Multiple DPC practices are in operation in Maryland. In 2009 A former Maryland insurance commissioner issued harsh guidance to prevent a planned DPC practice transition. The Report on “Retainer” or “Boutique” or “Concierge” Medical Practices and the Business of Insurance can still be viewed, but is not necessarily endorsed by the current insurance commissioner. In this report the commissioner recommended:
1) Limiting the services provided in the year for an annual fee to an annual physical exam, a follow-up office visit and a limited number of other office visits;
2) Establishing the annual fee by reviewing the market value of the annual physical exam and a follow-up office visit as well as each office visit, with the annual fee equal to sum of the market value for each specified service;
3) Defining the services to be provided in a written agreement;
4) Allowing a consumer or the physician to terminate the retainer agreement for any reason and provide for the pro rata reimbursement of the retainer fee if the written agreement is terminated; and
5) Placing a cap on the number of patients based on the physician’s ability to provide all the services specified in the written agreement to each patient on the panel.
In 2015 a dental practice was forced to abandon a "premium plus dental plan" because it appeared to be an unlawful insurance plan. Here is a link to the initial order and another to the final consent order. Note the aggressive language that they used to market their plan, stating it "works similar to many dental plans on the market. You pay a monthly membership fee for benefit coverage on your dental expenses... All questions regarding plan coverage, verifying benefits, changing coverage types, or any other questions should be directed to our staff..." The plan was "designed to cover preventive services such as cleanings and oral exams" and "offers excellent coverage for major dental procedures like crowns, root canals, bridges, and dentures." A better approach would have been to charge a clearly described up front nonrefundable enrollment fee, and then otherwise bill a monthly fee in arrears (at the end of the month). Allow the patients to leave at any time (obviously no refunds would be owed if they are paying at the end of the month) and list a maximum patient panel size.
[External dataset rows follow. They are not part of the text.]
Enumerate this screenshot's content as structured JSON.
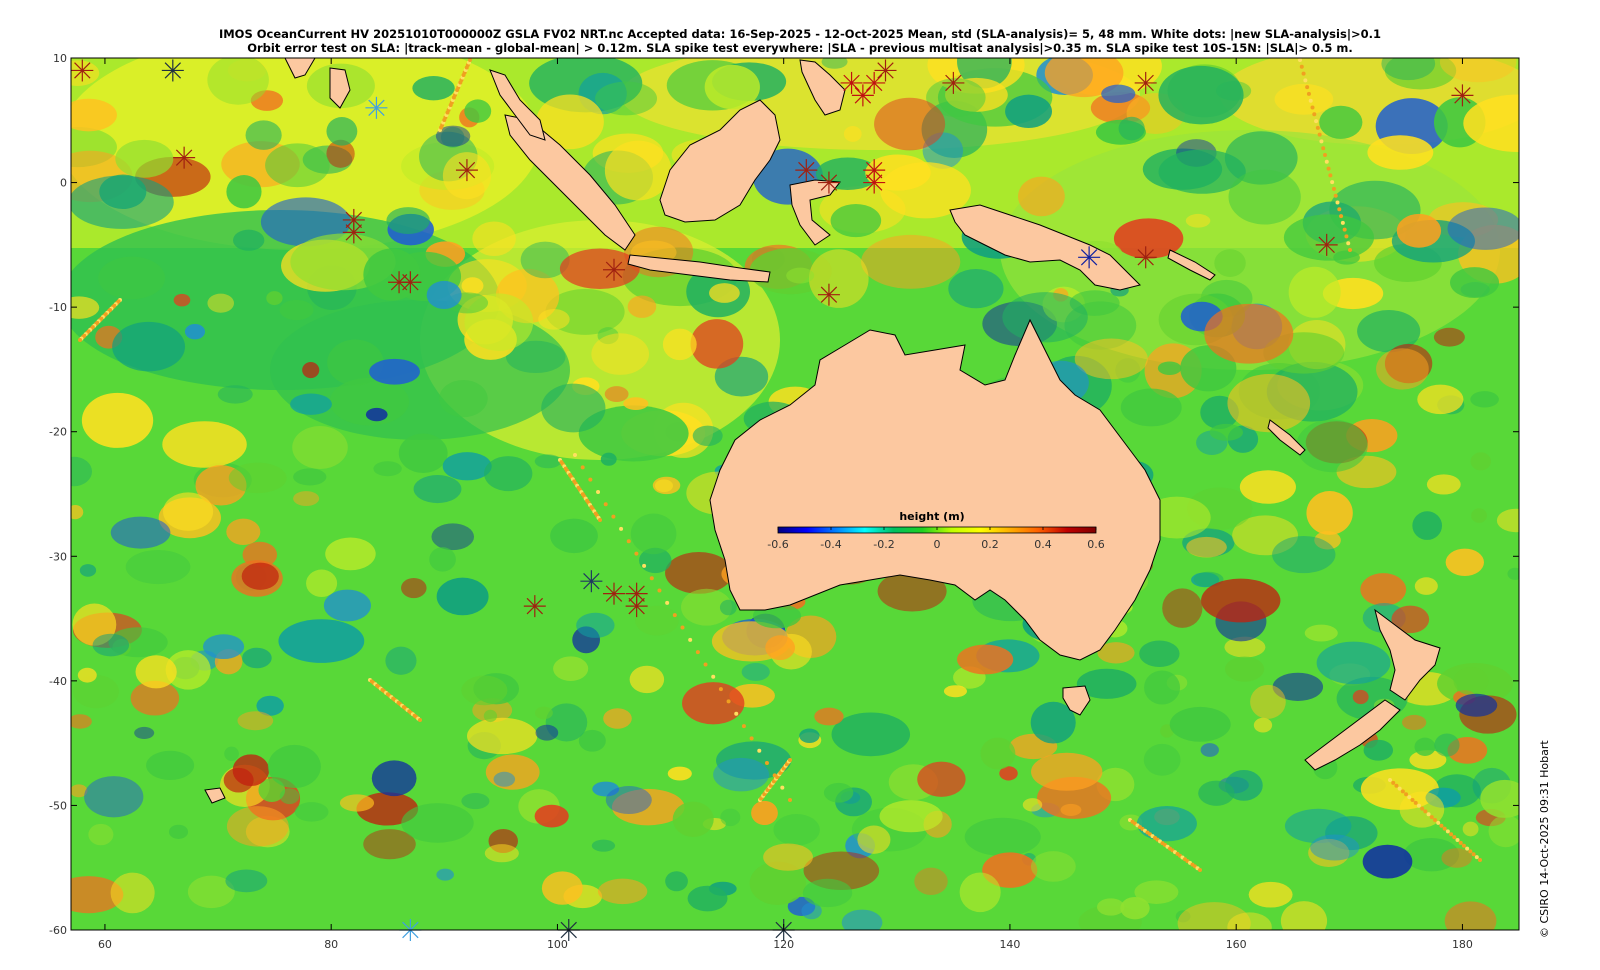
{
  "title": {
    "line1": "IMOS OceanCurrent HV 20251010T000000Z GSLA FV02 NRT.nc  Accepted data: 16-Sep-2025 - 12-Oct-2025 Mean, std (SLA-analysis)= 5, 48 mm. White dots: |new SLA-analysis|>0.1",
    "line2": "Orbit error test on SLA: |track-mean  - global-mean| > 0.12m.  SLA spike test everywhere: |SLA - previous multisat analysis|>0.35 m. SLA spike test 10S-15N: |SLA|> 0.5 m."
  },
  "credit": "© CSIRO 14-Oct-2025 09:31 Hobart",
  "map": {
    "lon_range": [
      57,
      185
    ],
    "lat_range": [
      -60,
      10
    ],
    "lon_ticks": [
      60,
      80,
      100,
      120,
      140,
      160,
      180
    ],
    "lat_ticks": [
      10,
      0,
      -10,
      -20,
      -30,
      -40,
      -50,
      -60
    ],
    "land_color": "#fcc8a0",
    "colorbar": {
      "label": "height (m)",
      "range": [
        -0.6,
        0.6
      ],
      "ticks": [
        "-0.6",
        "-0.4",
        "-0.2",
        "0",
        "0.2",
        "0.4",
        "0.6"
      ],
      "colors": [
        "#00007f",
        "#0000ff",
        "#0080ff",
        "#00ffff",
        "#00c060",
        "#20d020",
        "#c0ff00",
        "#ffff00",
        "#ffb000",
        "#ff6000",
        "#c00000",
        "#7f0000"
      ]
    },
    "star_markers": [
      {
        "lon": 58,
        "lat": 9,
        "color": "#a02010"
      },
      {
        "lon": 66,
        "lat": 9,
        "color": "#203040"
      },
      {
        "lon": 84,
        "lat": 6,
        "color": "#40a0e0"
      },
      {
        "lon": 67,
        "lat": 2,
        "color": "#a02010"
      },
      {
        "lon": 92,
        "lat": 1,
        "color": "#a02010"
      },
      {
        "lon": 82,
        "lat": -3,
        "color": "#a02010"
      },
      {
        "lon": 82,
        "lat": -4,
        "color": "#a02010"
      },
      {
        "lon": 86,
        "lat": -8,
        "color": "#a02010"
      },
      {
        "lon": 87,
        "lat": -8,
        "color": "#a02010"
      },
      {
        "lon": 105,
        "lat": -7,
        "color": "#a02010"
      },
      {
        "lon": 122,
        "lat": 1,
        "color": "#a02010"
      },
      {
        "lon": 124,
        "lat": 0,
        "color": "#a02010"
      },
      {
        "lon": 126,
        "lat": 8,
        "color": "#c01010"
      },
      {
        "lon": 127,
        "lat": 7,
        "color": "#c01010"
      },
      {
        "lon": 128,
        "lat": 8,
        "color": "#c01010"
      },
      {
        "lon": 129,
        "lat": 9,
        "color": "#a02010"
      },
      {
        "lon": 128,
        "lat": 1,
        "color": "#c01010"
      },
      {
        "lon": 128,
        "lat": 0,
        "color": "#c01010"
      },
      {
        "lon": 124,
        "lat": -9,
        "color": "#a02010"
      },
      {
        "lon": 135,
        "lat": 8,
        "color": "#a02010"
      },
      {
        "lon": 152,
        "lat": 8,
        "color": "#a02010"
      },
      {
        "lon": 180,
        "lat": 7,
        "color": "#a02010"
      },
      {
        "lon": 147,
        "lat": -6,
        "color": "#1020a0"
      },
      {
        "lon": 152,
        "lat": -6,
        "color": "#a02010"
      },
      {
        "lon": 168,
        "lat": -5,
        "color": "#a02010"
      },
      {
        "lon": 98,
        "lat": -34,
        "color": "#a02010"
      },
      {
        "lon": 103,
        "lat": -32,
        "color": "#203860"
      },
      {
        "lon": 105,
        "lat": -33,
        "color": "#a02010"
      },
      {
        "lon": 107,
        "lat": -33,
        "color": "#a02010"
      },
      {
        "lon": 107,
        "lat": -34,
        "color": "#a02010"
      },
      {
        "lon": 87,
        "lat": -60,
        "color": "#40a0e0"
      },
      {
        "lon": 101,
        "lat": -60,
        "color": "#203040"
      },
      {
        "lon": 120,
        "lat": -60,
        "color": "#203040"
      }
    ]
  }
}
Please be sure to also review Title 31 of the Maryland Insurance Administration, note that Maryland makes it very difficult to conduct any in-office dispensing. One of the motivations for states to have restrictive dispensing laws were historic abuses within the workers compensation arena (and also here).
For a Maryland physician to dispense medications the physician must submit a detailed application to the Maryland Board of Physicians and include a $1,050 fee. A litany of requirements must be met (some are listed at the bottom of this page). Customized continuing education related to dispensing is required (here is a group of them available from the Maryland State Medical Society). One must submit to inspections and submit information to the board. Dispensing must be "in the public interest" - which in the board's eyes means that a pharmacy is not conveniently available to the patient.
"Licensed dentists, physicians, and podiatrists are required to obtain a dispensing permit if they dispense prescription drugs to patients under their direct care who have informed the provider that a pharmacy is not conveniently available. The licensee shall maintain documentation that should include a single form in each patient's chart for each patient to whom prescription drugs are dispensed. At a minimum, the form shall:
(1) Indicate the reason, as stated by the patient, that a pharmacy is not conveniently available to that patient;
(2) Include a statement signed by the patient indicating that the patient understands that the determination that a pharmacy is not conveniently available is made solely by the patient; and
(3) Be signed and dated by the patient before dispensing prescription drugs to the patient for the first time. See COMAR 10.13.01.04."